• Records provided:
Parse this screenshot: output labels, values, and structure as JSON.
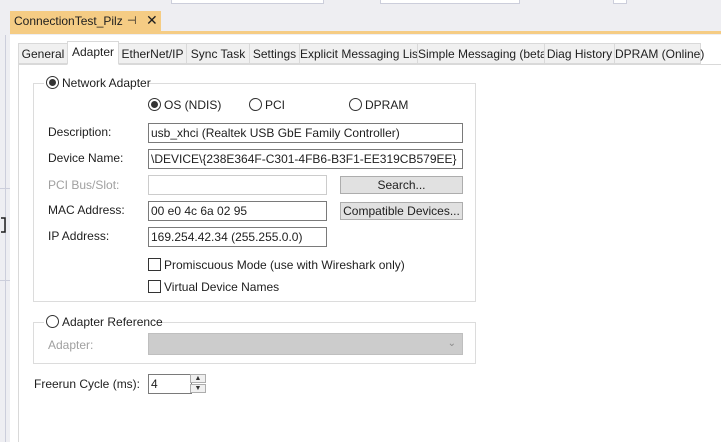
{
  "document_tab": {
    "title": "ConnectionTest_Pilz",
    "pin_icon": "pin-icon",
    "close_icon": "close-icon"
  },
  "tabs": [
    {
      "label": "General"
    },
    {
      "label": "Adapter",
      "active": true
    },
    {
      "label": "EtherNet/IP"
    },
    {
      "label": "Sync Task"
    },
    {
      "label": "Settings"
    },
    {
      "label": "Explicit Messaging List"
    },
    {
      "label": "Simple Messaging (beta)"
    },
    {
      "label": "Diag History"
    },
    {
      "label": "DPRAM (Online)"
    }
  ],
  "network_adapter": {
    "label": "Network Adapter",
    "selected": true,
    "modes": [
      {
        "label": "OS (NDIS)",
        "selected": true
      },
      {
        "label": "PCI",
        "selected": false
      },
      {
        "label": "DPRAM",
        "selected": false
      }
    ],
    "description_label": "Description:",
    "description_value": "usb_xhci (Realtek USB GbE Family Controller)",
    "device_name_label": "Device Name:",
    "device_name_value": "\\DEVICE\\{238E364F-C301-4FB6-B3F1-EE319CB579EE}",
    "pci_bus_label": "PCI Bus/Slot:",
    "pci_bus_value": "",
    "search_button": "Search...",
    "mac_label": "MAC Address:",
    "mac_value": "00 e0 4c 6a 02 95",
    "compatible_button": "Compatible Devices...",
    "ip_label": "IP Address:",
    "ip_value": "169.254.42.34 (255.255.0.0)",
    "promiscuous_label": "Promiscuous Mode (use with Wireshark only)",
    "promiscuous_checked": false,
    "virtual_names_label": "Virtual Device Names",
    "virtual_names_checked": false
  },
  "adapter_reference": {
    "label": "Adapter Reference",
    "selected": false,
    "adapter_label": "Adapter:",
    "adapter_value": "",
    "dropdown_icon": "chevron-down-icon"
  },
  "freerun": {
    "label": "Freerun Cycle (ms):",
    "value": "4"
  },
  "colors": {
    "active_doc_tab": "#f5cc84",
    "chrome": "#eeeef2"
  }
}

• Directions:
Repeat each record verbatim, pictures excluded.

• Result:
Parse this screenshot: output labels, values, and structure as JSON.
{
  "document_tab": {
    "title": "ConnectionTest_Pilz",
    "pin_icon": "pin-icon",
    "close_icon": "close-icon"
  },
  "tabs": [
    {
      "label": "General"
    },
    {
      "label": "Adapter",
      "active": true
    },
    {
      "label": "EtherNet/IP"
    },
    {
      "label": "Sync Task"
    },
    {
      "label": "Settings"
    },
    {
      "label": "Explicit Messaging List"
    },
    {
      "label": "Simple Messaging (beta)"
    },
    {
      "label": "Diag History"
    },
    {
      "label": "DPRAM (Online)"
    }
  ],
  "network_adapter": {
    "label": "Network Adapter",
    "selected": true,
    "modes": [
      {
        "label": "OS (NDIS)",
        "selected": true
      },
      {
        "label": "PCI",
        "selected": false
      },
      {
        "label": "DPRAM",
        "selected": false
      }
    ],
    "description_label": "Description:",
    "description_value": "usb_xhci (Realtek USB GbE Family Controller)",
    "device_name_label": "Device Name:",
    "device_name_value": "\\DEVICE\\{238E364F-C301-4FB6-B3F1-EE319CB579EE}",
    "pci_bus_label": "PCI Bus/Slot:",
    "pci_bus_value": "",
    "search_button": "Search...",
    "mac_label": "MAC Address:",
    "mac_value": "00 e0 4c 6a 02 95",
    "compatible_button": "Compatible Devices...",
    "ip_label": "IP Address:",
    "ip_value": "169.254.42.34 (255.255.0.0)",
    "promiscuous_label": "Promiscuous Mode (use with Wireshark only)",
    "promiscuous_checked": false,
    "virtual_names_label": "Virtual Device Names",
    "virtual_names_checked": false
  },
  "adapter_reference": {
    "label": "Adapter Reference",
    "selected": false,
    "adapter_label": "Adapter:",
    "adapter_value": "",
    "dropdown_icon": "chevron-down-icon"
  },
  "freerun": {
    "label": "Freerun Cycle (ms):",
    "value": "4"
  },
  "colors": {
    "active_doc_tab": "#f5cc84",
    "chrome": "#eeeef2"
  }
}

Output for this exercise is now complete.